*** Given records ***

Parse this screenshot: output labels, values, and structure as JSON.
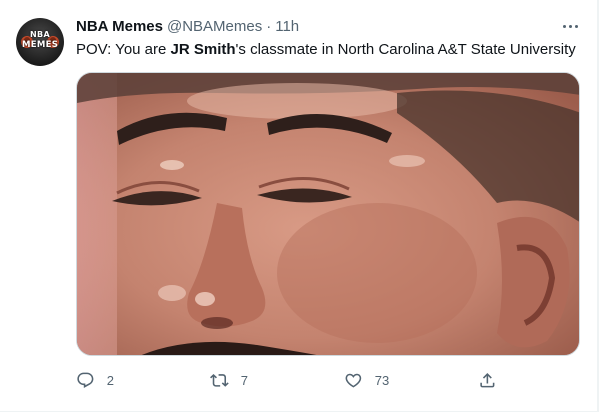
{
  "author": {
    "display_name": "NBA Memes",
    "handle": "@NBAMemes",
    "separator": "·",
    "time": "11h",
    "avatar_logo_line1": "NBA",
    "avatar_logo_line2": "MEMES"
  },
  "tweet": {
    "text_before": "POV: You are ",
    "text_bold": "JR Smith",
    "text_after": "'s classmate in North Carolina A&T State University",
    "media_icon": "photo-closeup-face"
  },
  "actions": {
    "reply_icon": "reply-icon",
    "reply_count": "2",
    "retweet_icon": "retweet-icon",
    "retweet_count": "7",
    "like_icon": "like-icon",
    "like_count": "73",
    "share_icon": "share-icon"
  },
  "colors": {
    "text_primary": "#0f1419",
    "text_secondary": "#536471",
    "border": "#cfd9de"
  }
}
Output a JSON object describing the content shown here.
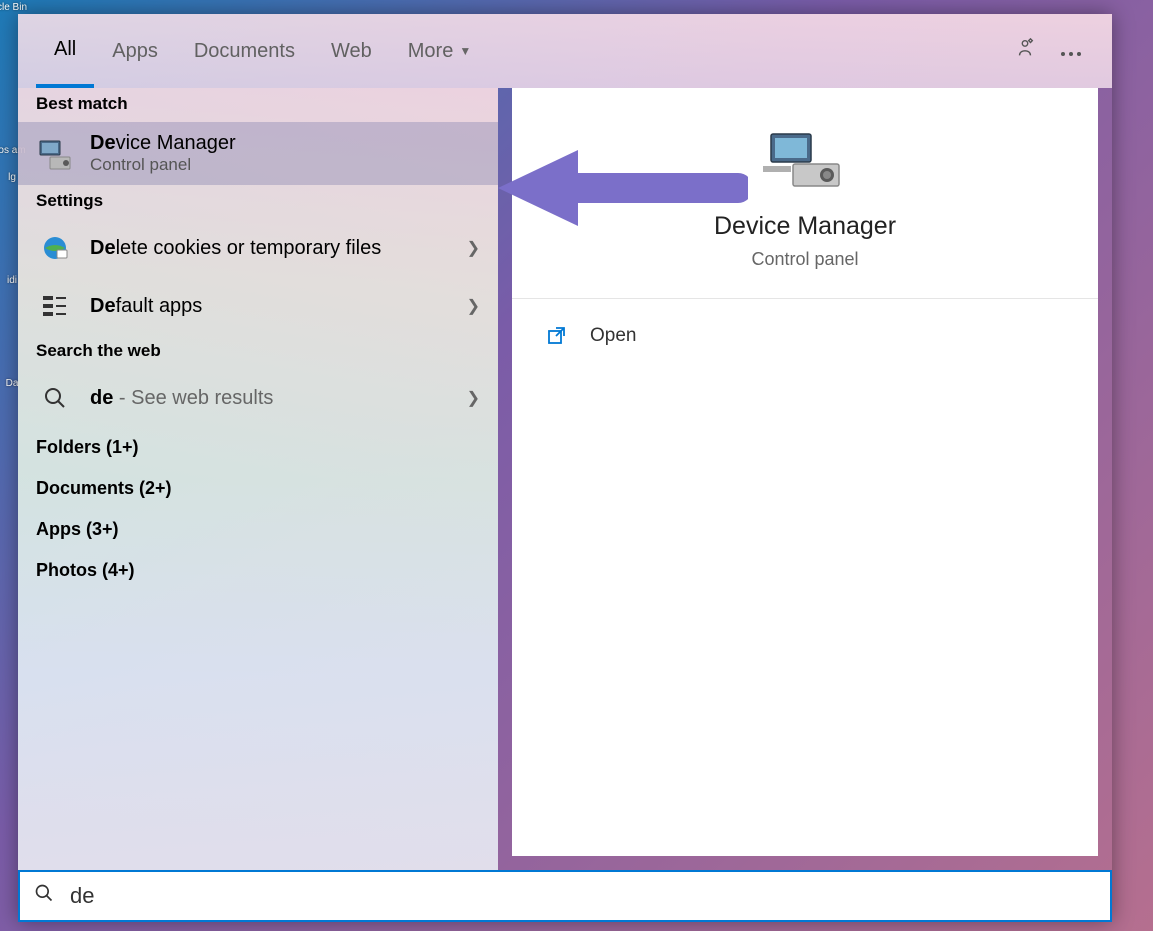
{
  "desktop": {
    "icons": [
      "cle Bin",
      "os am",
      "lg",
      "idi",
      "",
      "Da"
    ]
  },
  "tabs": {
    "items": [
      "All",
      "Apps",
      "Documents",
      "Web",
      "More"
    ],
    "active_index": 0
  },
  "left": {
    "best_match_label": "Best match",
    "best_match": {
      "title_match": "De",
      "title_rest": "vice Manager",
      "subtitle": "Control panel"
    },
    "settings_label": "Settings",
    "settings_items": [
      {
        "match": "De",
        "rest": "lete cookies or temporary files",
        "icon": "cookie"
      },
      {
        "match": "De",
        "rest": "fault apps",
        "icon": "defaults"
      }
    ],
    "search_web_label": "Search the web",
    "web_item": {
      "match": "de",
      "rest": " - See web results"
    },
    "categories": [
      "Folders (1+)",
      "Documents (2+)",
      "Apps (3+)",
      "Photos (4+)"
    ]
  },
  "preview": {
    "title": "Device Manager",
    "subtitle": "Control panel",
    "actions": [
      {
        "label": "Open",
        "icon": "open"
      }
    ]
  },
  "search": {
    "query": "de"
  }
}
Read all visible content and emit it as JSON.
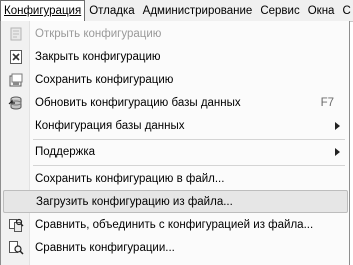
{
  "menubar": {
    "items": [
      {
        "label": "Конфигурация",
        "active": true
      },
      {
        "label": "Отладка"
      },
      {
        "label": "Администрирование"
      },
      {
        "label": "Сервис"
      },
      {
        "label": "Окна"
      },
      {
        "label": "С"
      }
    ]
  },
  "dropdown": {
    "items": [
      {
        "label": "Открыть конфигурацию",
        "icon": "open-config-icon",
        "disabled": true
      },
      {
        "label": "Закрыть конфигурацию",
        "icon": "close-config-icon"
      },
      {
        "label": "Сохранить конфигурацию",
        "icon": "save-config-icon"
      },
      {
        "label": "Обновить конфигурацию базы данных",
        "icon": "database-update-icon",
        "shortcut": "F7"
      },
      {
        "label": "Конфигурация базы данных",
        "submenu": true
      },
      {
        "label": "Поддержка",
        "submenu": true
      },
      {
        "label": "Сохранить конфигурацию в файл..."
      },
      {
        "label": "Загрузить конфигурацию из файла...",
        "highlighted": true
      },
      {
        "label": "Сравнить, объединить с конфигурацией из файла...",
        "icon": "compare-merge-icon"
      },
      {
        "label": "Сравнить конфигурации...",
        "icon": "compare-icon"
      }
    ]
  }
}
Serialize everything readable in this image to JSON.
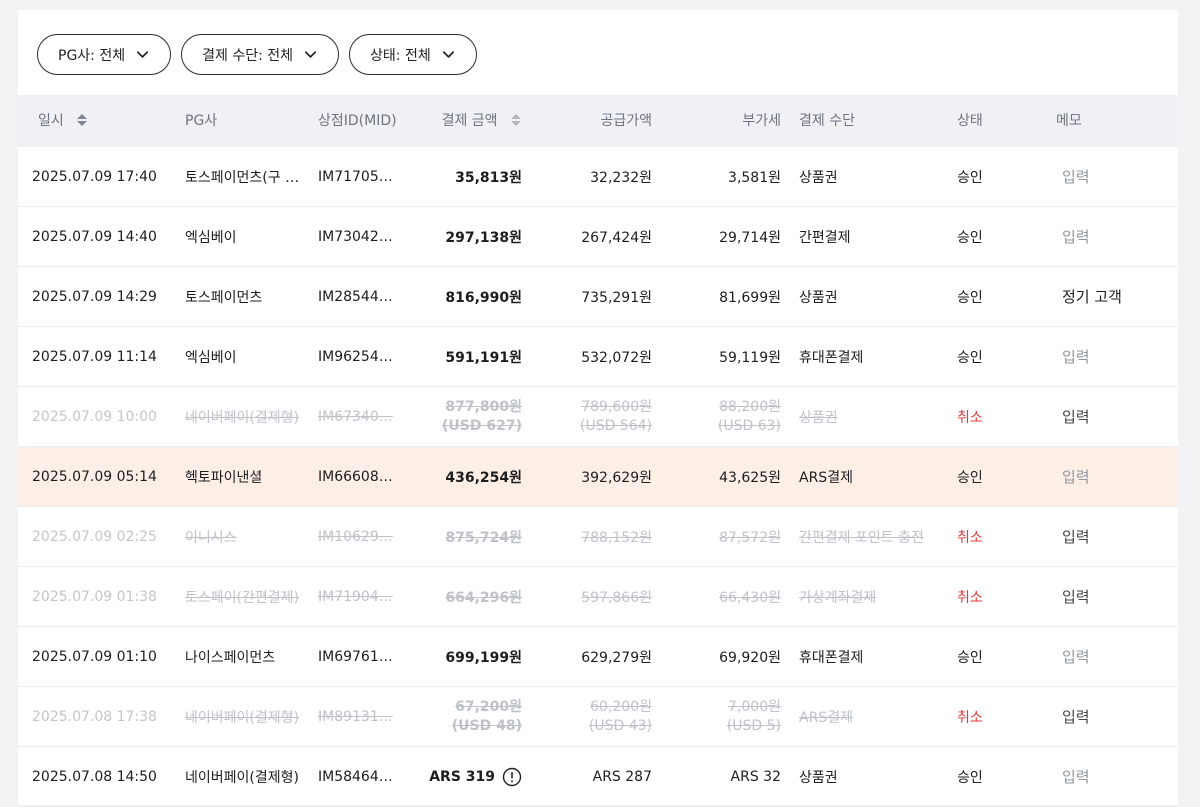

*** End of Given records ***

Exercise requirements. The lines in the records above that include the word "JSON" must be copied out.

Worked solution.
Parse this screenshot: output labels, values, and structure as JSON.
Output a JSON object describing the content shown here.
Read all visible content and emit it as JSON.
Serialize everything readable in this image to JSON.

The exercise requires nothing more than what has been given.